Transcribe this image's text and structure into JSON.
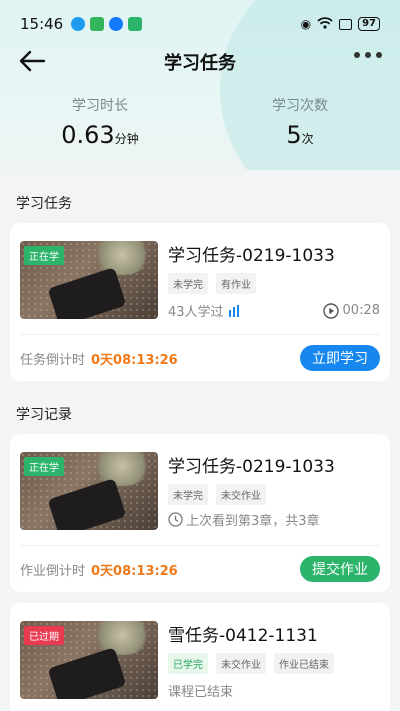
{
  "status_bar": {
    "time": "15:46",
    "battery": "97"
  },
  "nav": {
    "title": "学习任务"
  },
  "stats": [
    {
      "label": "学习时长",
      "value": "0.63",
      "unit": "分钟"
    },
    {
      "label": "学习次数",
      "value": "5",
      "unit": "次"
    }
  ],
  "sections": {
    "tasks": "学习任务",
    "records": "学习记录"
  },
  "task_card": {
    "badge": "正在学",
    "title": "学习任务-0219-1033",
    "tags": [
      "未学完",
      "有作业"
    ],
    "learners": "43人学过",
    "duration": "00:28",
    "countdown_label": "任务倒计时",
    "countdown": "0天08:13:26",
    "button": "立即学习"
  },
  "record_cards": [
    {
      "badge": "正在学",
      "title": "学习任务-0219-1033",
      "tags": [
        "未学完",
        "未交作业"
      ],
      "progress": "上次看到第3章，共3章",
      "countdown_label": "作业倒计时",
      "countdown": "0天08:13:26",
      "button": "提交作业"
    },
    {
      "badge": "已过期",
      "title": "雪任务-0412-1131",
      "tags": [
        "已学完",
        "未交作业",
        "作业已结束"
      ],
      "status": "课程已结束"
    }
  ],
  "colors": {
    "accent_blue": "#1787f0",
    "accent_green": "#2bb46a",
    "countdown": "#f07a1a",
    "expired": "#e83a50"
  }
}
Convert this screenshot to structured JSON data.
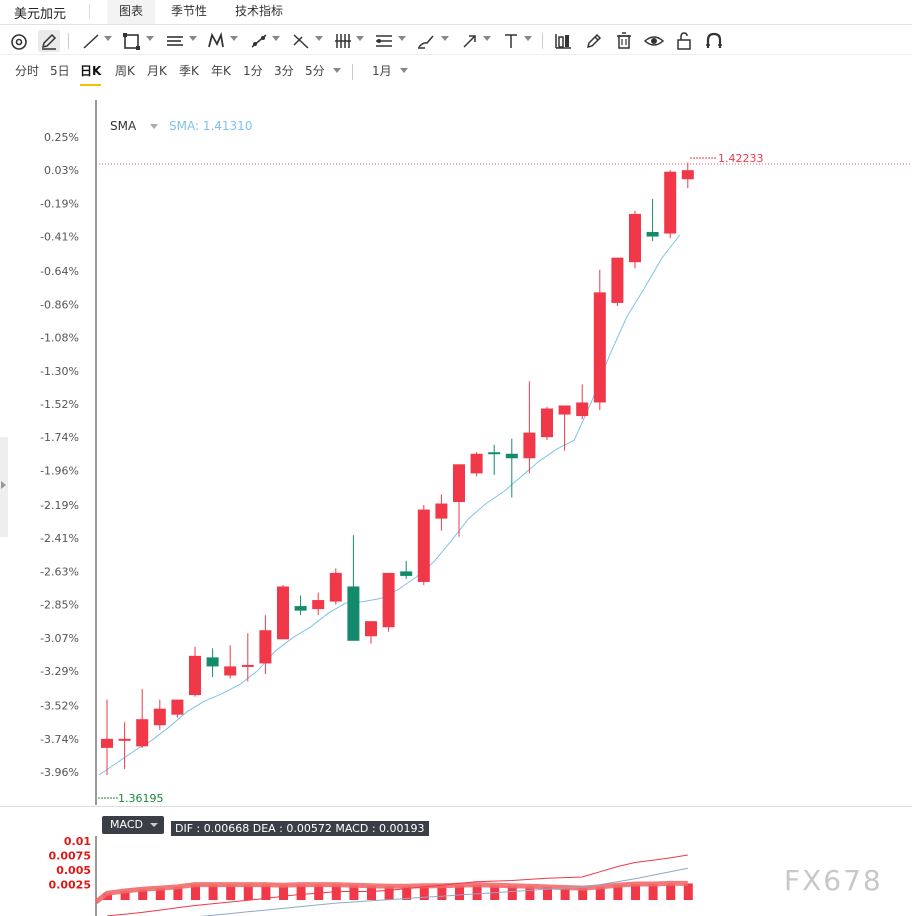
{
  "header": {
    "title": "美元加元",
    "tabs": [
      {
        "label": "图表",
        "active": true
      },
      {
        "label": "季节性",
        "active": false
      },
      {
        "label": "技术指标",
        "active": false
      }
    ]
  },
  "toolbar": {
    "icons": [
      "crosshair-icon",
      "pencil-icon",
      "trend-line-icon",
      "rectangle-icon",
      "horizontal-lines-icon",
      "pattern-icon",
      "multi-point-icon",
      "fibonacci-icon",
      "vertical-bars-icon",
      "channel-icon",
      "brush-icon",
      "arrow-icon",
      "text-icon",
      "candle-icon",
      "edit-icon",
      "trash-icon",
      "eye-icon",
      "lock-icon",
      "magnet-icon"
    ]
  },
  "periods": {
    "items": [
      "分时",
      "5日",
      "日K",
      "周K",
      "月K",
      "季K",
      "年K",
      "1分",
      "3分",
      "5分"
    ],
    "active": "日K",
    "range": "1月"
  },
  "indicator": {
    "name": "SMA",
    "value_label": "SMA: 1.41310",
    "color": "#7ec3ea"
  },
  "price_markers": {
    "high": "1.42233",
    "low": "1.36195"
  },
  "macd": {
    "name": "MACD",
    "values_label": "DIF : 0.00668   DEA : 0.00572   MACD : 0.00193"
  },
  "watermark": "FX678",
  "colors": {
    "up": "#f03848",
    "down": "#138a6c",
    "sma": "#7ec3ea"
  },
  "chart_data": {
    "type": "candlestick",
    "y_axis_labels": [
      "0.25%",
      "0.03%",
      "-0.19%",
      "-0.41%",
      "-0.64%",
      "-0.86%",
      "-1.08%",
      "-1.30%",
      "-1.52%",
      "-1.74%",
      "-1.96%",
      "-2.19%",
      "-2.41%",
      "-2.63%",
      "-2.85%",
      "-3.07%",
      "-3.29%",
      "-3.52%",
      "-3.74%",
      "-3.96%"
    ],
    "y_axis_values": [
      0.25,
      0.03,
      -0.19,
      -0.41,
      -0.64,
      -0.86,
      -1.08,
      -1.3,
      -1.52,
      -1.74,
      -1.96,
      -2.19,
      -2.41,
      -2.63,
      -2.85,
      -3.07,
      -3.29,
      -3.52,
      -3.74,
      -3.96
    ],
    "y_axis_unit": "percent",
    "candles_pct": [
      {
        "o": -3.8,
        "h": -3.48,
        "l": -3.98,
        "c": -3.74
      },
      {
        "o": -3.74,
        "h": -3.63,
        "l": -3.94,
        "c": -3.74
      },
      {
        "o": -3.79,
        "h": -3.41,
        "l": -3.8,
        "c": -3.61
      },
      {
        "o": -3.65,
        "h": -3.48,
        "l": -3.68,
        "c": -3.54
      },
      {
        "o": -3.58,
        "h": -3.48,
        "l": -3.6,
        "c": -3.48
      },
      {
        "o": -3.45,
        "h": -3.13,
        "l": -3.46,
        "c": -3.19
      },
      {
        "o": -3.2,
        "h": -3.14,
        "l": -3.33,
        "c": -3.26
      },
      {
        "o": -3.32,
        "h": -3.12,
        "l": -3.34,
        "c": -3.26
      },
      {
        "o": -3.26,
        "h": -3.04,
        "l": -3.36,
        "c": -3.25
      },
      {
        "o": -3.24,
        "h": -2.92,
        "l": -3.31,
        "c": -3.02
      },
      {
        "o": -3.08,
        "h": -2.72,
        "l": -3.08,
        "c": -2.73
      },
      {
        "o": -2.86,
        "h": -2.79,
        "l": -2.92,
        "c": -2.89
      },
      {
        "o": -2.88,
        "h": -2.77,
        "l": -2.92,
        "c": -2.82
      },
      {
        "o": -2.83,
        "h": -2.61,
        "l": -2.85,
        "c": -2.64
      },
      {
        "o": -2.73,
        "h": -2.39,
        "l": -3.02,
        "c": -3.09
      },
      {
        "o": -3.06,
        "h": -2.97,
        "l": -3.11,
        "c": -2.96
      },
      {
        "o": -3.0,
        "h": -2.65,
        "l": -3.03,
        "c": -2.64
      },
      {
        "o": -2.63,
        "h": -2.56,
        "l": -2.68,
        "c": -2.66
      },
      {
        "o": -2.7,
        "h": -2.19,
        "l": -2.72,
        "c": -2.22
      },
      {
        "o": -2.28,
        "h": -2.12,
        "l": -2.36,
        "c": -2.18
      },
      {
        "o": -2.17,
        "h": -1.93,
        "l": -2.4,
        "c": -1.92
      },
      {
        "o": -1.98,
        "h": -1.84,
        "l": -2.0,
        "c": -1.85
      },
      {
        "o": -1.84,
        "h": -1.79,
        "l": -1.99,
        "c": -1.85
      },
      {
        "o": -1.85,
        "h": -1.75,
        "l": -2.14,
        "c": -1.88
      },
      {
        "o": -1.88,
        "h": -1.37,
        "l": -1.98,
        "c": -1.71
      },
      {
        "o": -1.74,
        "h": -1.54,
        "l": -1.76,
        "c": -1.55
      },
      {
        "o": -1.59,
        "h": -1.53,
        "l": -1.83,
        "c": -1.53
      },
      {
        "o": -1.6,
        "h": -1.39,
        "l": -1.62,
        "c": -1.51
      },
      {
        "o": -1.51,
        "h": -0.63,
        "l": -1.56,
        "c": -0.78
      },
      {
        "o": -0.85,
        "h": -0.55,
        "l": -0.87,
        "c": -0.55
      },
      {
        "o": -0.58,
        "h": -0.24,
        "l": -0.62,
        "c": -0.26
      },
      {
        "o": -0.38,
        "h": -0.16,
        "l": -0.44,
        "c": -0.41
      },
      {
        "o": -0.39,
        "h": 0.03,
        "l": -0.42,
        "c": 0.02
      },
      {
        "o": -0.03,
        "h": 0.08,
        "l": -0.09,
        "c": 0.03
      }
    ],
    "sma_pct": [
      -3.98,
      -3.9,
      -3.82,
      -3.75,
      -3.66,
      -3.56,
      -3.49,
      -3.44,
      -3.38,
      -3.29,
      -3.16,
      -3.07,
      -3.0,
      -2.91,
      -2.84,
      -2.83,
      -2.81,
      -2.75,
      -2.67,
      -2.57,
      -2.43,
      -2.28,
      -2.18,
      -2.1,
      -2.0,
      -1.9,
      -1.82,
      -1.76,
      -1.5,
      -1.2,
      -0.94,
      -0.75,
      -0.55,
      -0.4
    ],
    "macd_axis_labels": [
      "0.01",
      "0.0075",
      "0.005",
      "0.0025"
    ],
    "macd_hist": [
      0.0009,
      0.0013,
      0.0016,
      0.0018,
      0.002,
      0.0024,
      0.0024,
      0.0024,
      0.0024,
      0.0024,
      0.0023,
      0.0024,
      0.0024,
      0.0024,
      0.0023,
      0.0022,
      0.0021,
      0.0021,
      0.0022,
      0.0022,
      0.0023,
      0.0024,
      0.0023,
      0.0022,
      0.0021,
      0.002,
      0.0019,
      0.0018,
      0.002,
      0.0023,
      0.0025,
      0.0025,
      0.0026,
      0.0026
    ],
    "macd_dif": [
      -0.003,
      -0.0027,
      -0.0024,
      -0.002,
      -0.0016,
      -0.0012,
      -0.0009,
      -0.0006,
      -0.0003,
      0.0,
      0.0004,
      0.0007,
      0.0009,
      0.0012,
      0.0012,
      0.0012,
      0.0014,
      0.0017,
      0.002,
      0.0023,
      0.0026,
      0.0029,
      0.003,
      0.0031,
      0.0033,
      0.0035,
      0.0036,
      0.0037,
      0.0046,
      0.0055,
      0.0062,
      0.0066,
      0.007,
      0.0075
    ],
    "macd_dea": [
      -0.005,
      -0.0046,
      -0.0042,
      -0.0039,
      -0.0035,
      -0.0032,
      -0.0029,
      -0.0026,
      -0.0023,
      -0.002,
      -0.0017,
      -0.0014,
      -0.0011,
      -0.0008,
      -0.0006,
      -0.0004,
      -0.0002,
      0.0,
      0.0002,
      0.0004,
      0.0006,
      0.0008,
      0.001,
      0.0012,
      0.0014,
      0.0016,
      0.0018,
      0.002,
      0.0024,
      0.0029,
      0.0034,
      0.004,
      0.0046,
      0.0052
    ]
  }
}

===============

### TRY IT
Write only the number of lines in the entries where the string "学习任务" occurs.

### OUTPUT FOR THIS TASK
4